ascertained by administratively feasible objective criteria.
See Karhu v. Vital
Pharm., Inc., 621 F. App’x 945, 948 (11th Cir. 2015) (holding that the class is
ascertainable where the proponent of class certification can establish that the class
members can be identified by reference to records that are in the defendant’s control
and are useful for identification purposes). The discovery process will ultimately
reveal whether Innovak’s records provide a feasible means of identifying all end
users whose PPI was compromised. And the parties can move for a final decision
on the issue of class certification after this period for investigation.
For purposes of the instant motion to dismiss, however, it cannot be said that
the alleged class is impossible to certify. Accordingly, to the extent Innovak seeks
to dismiss the complaint for failure to comply with Rule 23, its motion is due to be
The Complaint Will Not Be Dismissed for Failure to State a Claim.
Innovak also argues generally that the complaint should be dismissed for
failure to state a claim. See Fed. R. Civ. P. 12(b)(6). Innovak’s only argument on
this point is that Plaintiffs’ complaint does not specify what measures or steps
Innovak should have taken to prevent the data security breach. (Doc. # 14, at 12.)
The complaint contains sufficient factual matter, however, to support a plausible
claim for relief. See Iqbal, 556 U.S. at 678.
Plaintiffs allege that Innovak was aware of the vulnerabilities in its data
storage system and that it failed to take reasonable steps to prevent a breach. They
further allege that Innovak chose not to “lockdown its internet portal” or notify its
end users that their PPI had been compromised. (Doc. # 1, at 11.) In its motion,
Innovak offers no authority supporting the proposition that Plaintiffs must
specifically allege which protective action Innovak should have taken to prevent the
breach. Taken together, the allegations in the complaint constitute a plain statement
showing that Plaintiffs are entitled to relief. See Fed. R. Civ. P. 8(a)(2). Applying
the Rule 12(b)(6) standard, the factual allegations support the plausible inference
that Innovak is liable for the claims asserted.
See Iqbal, 556 U.S. at 678.
Accordingly, to the extent Innovak seeks to dismiss the complaint pursuant to Rule
12(b)(6), its motion is due to be denied.
Plaintiffs Will Not Be Ordered to Provide A More Definite Statement.
Innovak finally argues that Plaintiffs should be ordered to provide a more
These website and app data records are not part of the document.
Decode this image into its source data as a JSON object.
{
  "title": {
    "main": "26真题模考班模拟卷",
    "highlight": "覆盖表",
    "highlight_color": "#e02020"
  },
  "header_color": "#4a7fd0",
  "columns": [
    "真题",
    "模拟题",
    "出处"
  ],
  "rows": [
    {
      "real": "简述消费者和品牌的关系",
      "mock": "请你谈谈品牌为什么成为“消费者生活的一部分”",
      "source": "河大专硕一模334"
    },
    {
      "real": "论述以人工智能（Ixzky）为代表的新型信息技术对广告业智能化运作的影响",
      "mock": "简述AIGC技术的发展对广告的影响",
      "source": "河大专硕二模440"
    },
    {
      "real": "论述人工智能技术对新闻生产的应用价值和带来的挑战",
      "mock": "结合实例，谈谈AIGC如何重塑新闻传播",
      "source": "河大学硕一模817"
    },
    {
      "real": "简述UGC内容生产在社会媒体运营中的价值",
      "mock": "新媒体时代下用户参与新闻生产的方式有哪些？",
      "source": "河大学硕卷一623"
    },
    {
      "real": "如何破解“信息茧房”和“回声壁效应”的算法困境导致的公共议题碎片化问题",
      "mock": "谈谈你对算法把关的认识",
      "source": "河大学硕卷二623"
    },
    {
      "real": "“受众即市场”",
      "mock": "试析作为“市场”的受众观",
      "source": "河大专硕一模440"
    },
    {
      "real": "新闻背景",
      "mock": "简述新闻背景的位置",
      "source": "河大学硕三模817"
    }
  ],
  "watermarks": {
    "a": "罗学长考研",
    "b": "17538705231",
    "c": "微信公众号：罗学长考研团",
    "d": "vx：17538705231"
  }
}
definite statement pursuant to Rule 12.
It cannot be said, however, that the
allegations are so vague or ambiguous that Innovak cannot prepare a response. See
Fed. R. Civ. P. 12(e). The factual allegations are neither vague nor ambiguous.
Plaintiffs specifically identify the grounds for their relief such that Innovak is in a
position to prepare its answer. Innovak’s motion for a more definite statement is
thus due to be denied.
Accordingly, it is ORDERED that Defendant’s motion to dismiss (Doc. # 8)
is DENIED. It is further ORDERED that Defendant’s motion for a more definite
statement (Doc. # 8) is DENIED.
DONE this 4th day of August, 2016.
/s/ W. Keith Watkins
CHIEF UNITED STATES DISTRICT JUDGE
Disclaimer: Justia Dockets & Filings provides public litigation records from the federal appellate and district courts. These filings and docket sheets should not be considered findings of fact or liability, nor do they necessarily reflect the view of Justia.
Why Is My Information Online?